“So, her parents have passed. But her brother?” I said.
“Yes, her brother,” she said. “If he’s the only survivor,” she said, followed by a curt smile.
“What about a tree? Could I purchase a tree for the grounds?”
She handed me a business card.
“Call for an appointment.”
I jumped into my Ford Focus, drove out the giant iron gates, and headed north toward Daly City. I was indignant that Patty had only a plot of grass and a marker the size of a postage stamp — real estate tinier even than the paragraph allotted her in The Chronicle. I spent an entire day in the library to uncover that newspaper article, hoping the entire time I’d find the news of her murder sprawled across the front page. It was a news blip buried on page three and lumped with two other, unrelated murders. I wanted her to be visible. I wanted some acknowledgement that her life mattered. I understood that these “acknowledgements” were largely symbolic. Still. In death as in life, I suppose, there were hierarchies.
I drove up Mission Road past a small village of cemeteries: The Jewish cemetery, the Mormon cemetery, the Catholic cemetery. Names of specialty cemeteries carved into mammoth marble slabs flitted by in my window— Chinese, Japanese, Italian, Russian, and Serbian. Distinctions here in the land of the dead could be as glaring as they could be in the land of the living.

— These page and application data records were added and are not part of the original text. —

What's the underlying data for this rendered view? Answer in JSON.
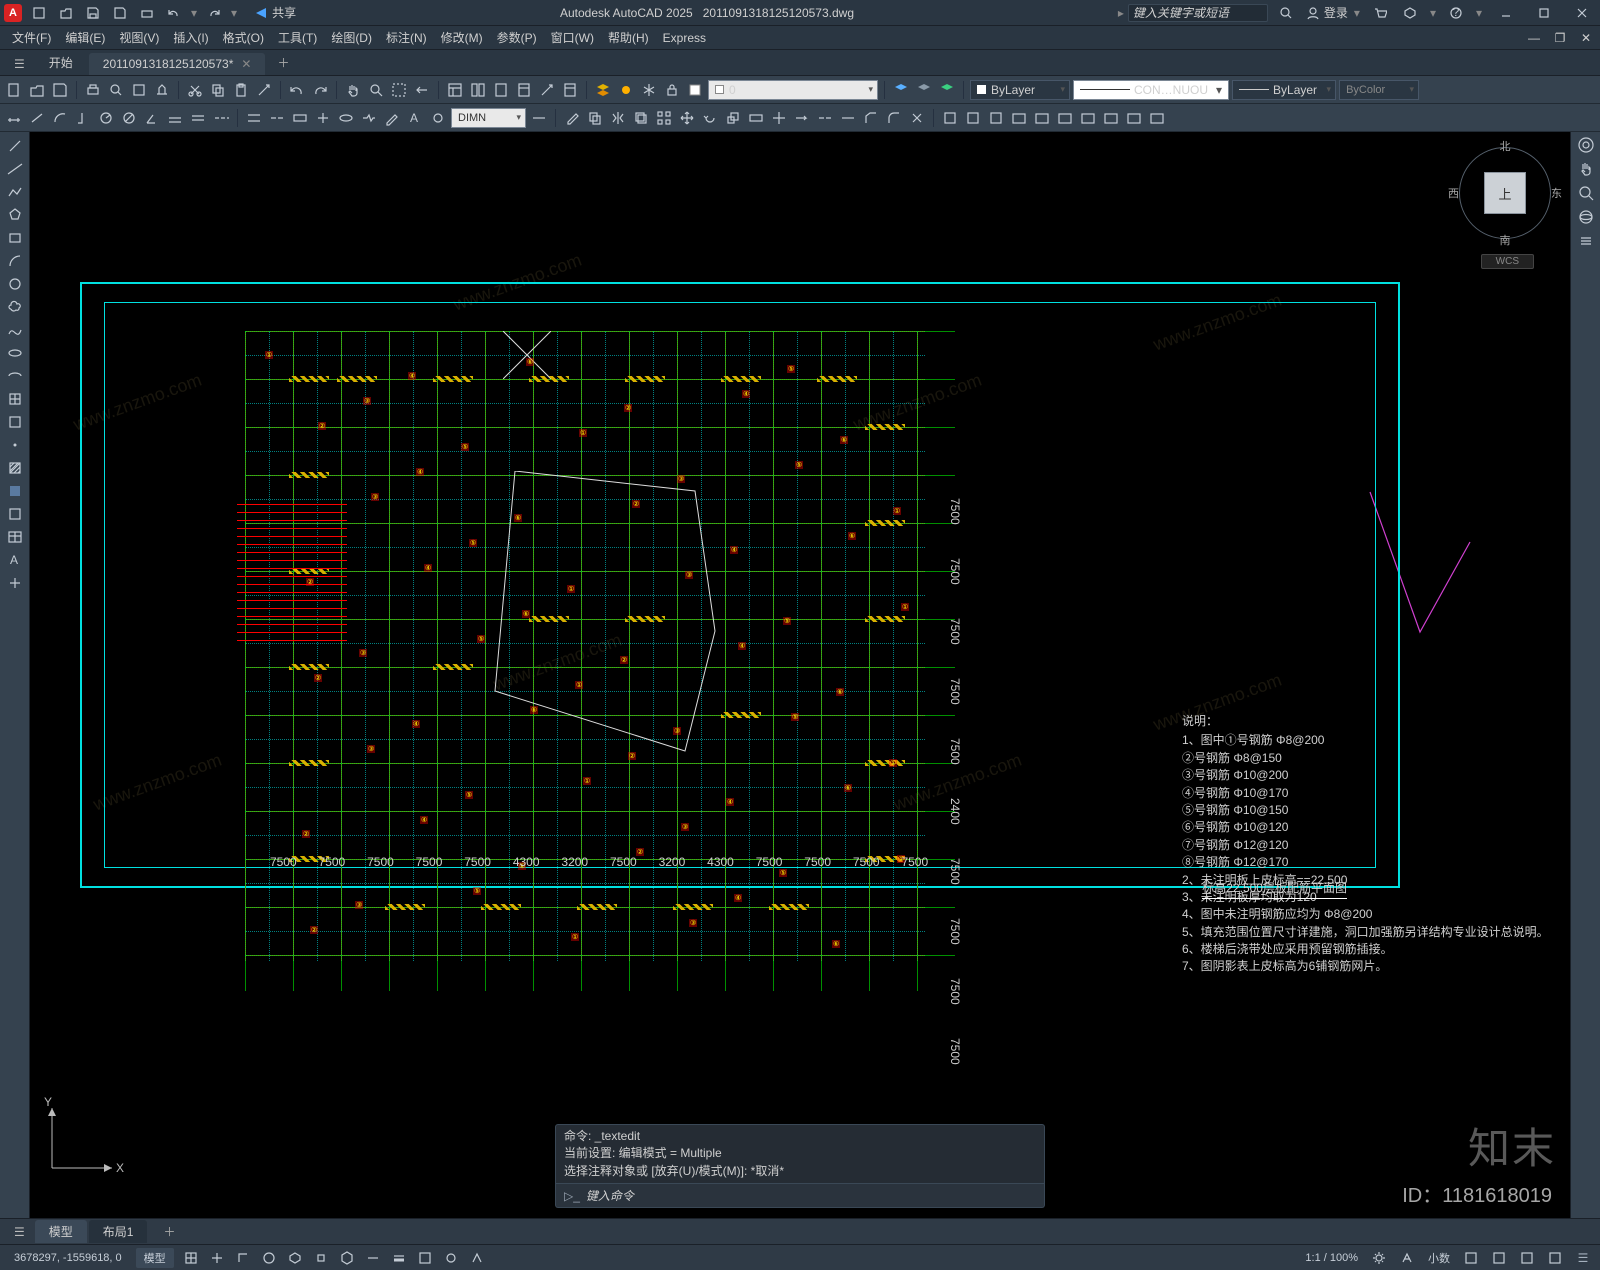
{
  "titlebar": {
    "app": "Autodesk AutoCAD 2025",
    "file": "2011091318125120573.dwg",
    "share": "共享",
    "search_placeholder": "键入关键字或短语",
    "login": "登录"
  },
  "menubar": {
    "items": [
      "文件(F)",
      "编辑(E)",
      "视图(V)",
      "插入(I)",
      "格式(O)",
      "工具(T)",
      "绘图(D)",
      "标注(N)",
      "修改(M)",
      "参数(P)",
      "窗口(W)",
      "帮助(H)",
      "Express"
    ]
  },
  "ribtabs": {
    "start": "开始",
    "doc": "2011091318125120573*"
  },
  "toolbars": {
    "layer_value": "0",
    "dim_style": "DIMN",
    "bylayer1": "ByLayer",
    "linetype": "CON…NUOU",
    "bylayer2": "ByLayer",
    "bycolor": "ByColor"
  },
  "viewcube": {
    "top": "上",
    "n": "北",
    "e": "东",
    "s": "南",
    "w": "西",
    "wcs": "WCS"
  },
  "ucs": {
    "x": "X",
    "y": "Y"
  },
  "drawing": {
    "title": "标高22.500层板配筋平面图",
    "notes_head": "说明：",
    "notes": [
      "1、图中①号钢筋 Φ8@200",
      "     ②号钢筋 Φ8@150",
      "     ③号钢筋 Φ10@200",
      "     ④号钢筋 Φ10@170",
      "     ⑤号钢筋 Φ10@150",
      "     ⑥号钢筋 Φ10@120",
      "     ⑦号钢筋 Φ12@120",
      "     ⑧号钢筋 Φ12@170",
      "2、未注明板上皮标高==22.500",
      "3、未注明板厚均取为120",
      "4、图中未注明钢筋应均为 Φ8@200",
      "5、填充范围位置尺寸详建施，洞口加强筋另详结构专业设计总说明。",
      "6、楼梯后浇带处应采用预留钢筋插接。",
      "7、图阴影表上皮标高为6铺钢筋网片。"
    ],
    "hdims": [
      "7500",
      "7500",
      "7500",
      "7500",
      "7500",
      "4300",
      "3200",
      "7500",
      "3200",
      "4300",
      "7500",
      "7500",
      "7500",
      "7500"
    ],
    "vdims": [
      "7500",
      "7500",
      "7500",
      "7500",
      "2400",
      "7500",
      "7500",
      "7500",
      "7500",
      "7500"
    ]
  },
  "command": {
    "hist1": "命令: _textedit",
    "hist2": "当前设置: 编辑模式 = Multiple",
    "hist3": "选择注释对象或 [放弃(U)/模式(M)]: *取消*",
    "prompt": "键入命令"
  },
  "modeltabs": {
    "model": "模型",
    "layout1": "布局1"
  },
  "statusbar": {
    "coords": "3678297, -1559618, 0",
    "model_btn": "模型",
    "scale": "1:1 / 100%",
    "decimal": "小数"
  },
  "watermark": {
    "brand": "知末",
    "id": "ID：1181618019",
    "diag": "www.znzmo.com"
  }
}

Amid a row of shops, I spotted a nail salon, Happy Nails, and slid into a parking spot a block later. Dunking my feet in warm water and unwinding was just what I needed. A slim woman with a blue surgical mask draped around her neck lowered me into the massage chair. She scrubbed my calves with a grainy gel until it chafed my skin.
“What are you doing in town?” she asked after I’d mentioned I was visiting.
“I went to the Holy Cross Cemetery. My friend is buried there,” I said.
“Oh, I visit my father in the cemetery once a month,” she said.
“It must be nice that he’s so close. Which cemetery is it? They have those cemeteries for, you know, if you’re Catholic, or Jewish.”
“Catholic. Yeah, we bring flowers. My husband and me. Lots of flowers.”
She questioned me further in her soft-spoken, tentative English, asked me what happened to my friend. I wished I’d lied earlier when asked to explain my visit. I could have told her I was shopping at Serramonte, a mega mall a few miles away. I was typically eager to tell a story, but I no longer had much of an interest in telling Patty’s story. Not as the topic of small talk, and especially if I thought it might be upsetting for the person.
“It’s depressing,” I said, “we don’t want to talk about sad stuff.”
I never asked the woman how her father died though the questions crossed my mind. I am not a paragon of tact at times. I thought about the practice of visiting graves, about the dedication it takes to make it a routine. Never in my life did I entertain the thought of voluntarily visiting a grave. I never imagined I’d visit a chapel — unless it was the fly-by-night sort that deals in quicky weddings — but that was exactly what I did at Holy Cross, sitting two feet from a mural of the Romans at the gate wondering if only for a fraction of a second how exactly all that Jesus business works. All I remembered from the bible classes of my childhood were the stories and how forgiveness was big.
The woman painted my toenails a lime color and my spirits were lifted from the pampering for as a long as it took me to slog through the rush-hour traffic driving across the Golden Gate Bridge. I stared out over the gray water, at the boats that dotted the bay. The flow of cars ground to a halt. I glanced over to the passenger seat where a corner ofThe Catholic San Francisco stuck out from my handbag. I slid the newspaper out and placed it on the dashboard. One of the cards in the photograph started with the salutation “Dear Inmate.” What if my friend’s killer too ended up in San Quentin? I thought. For some other crime of course. My mind conjured up a shadowy figure sitting on a bunk, a pink construction-paper card pinched between his grizzled fingers. Suddenly the boot was on my neck once again.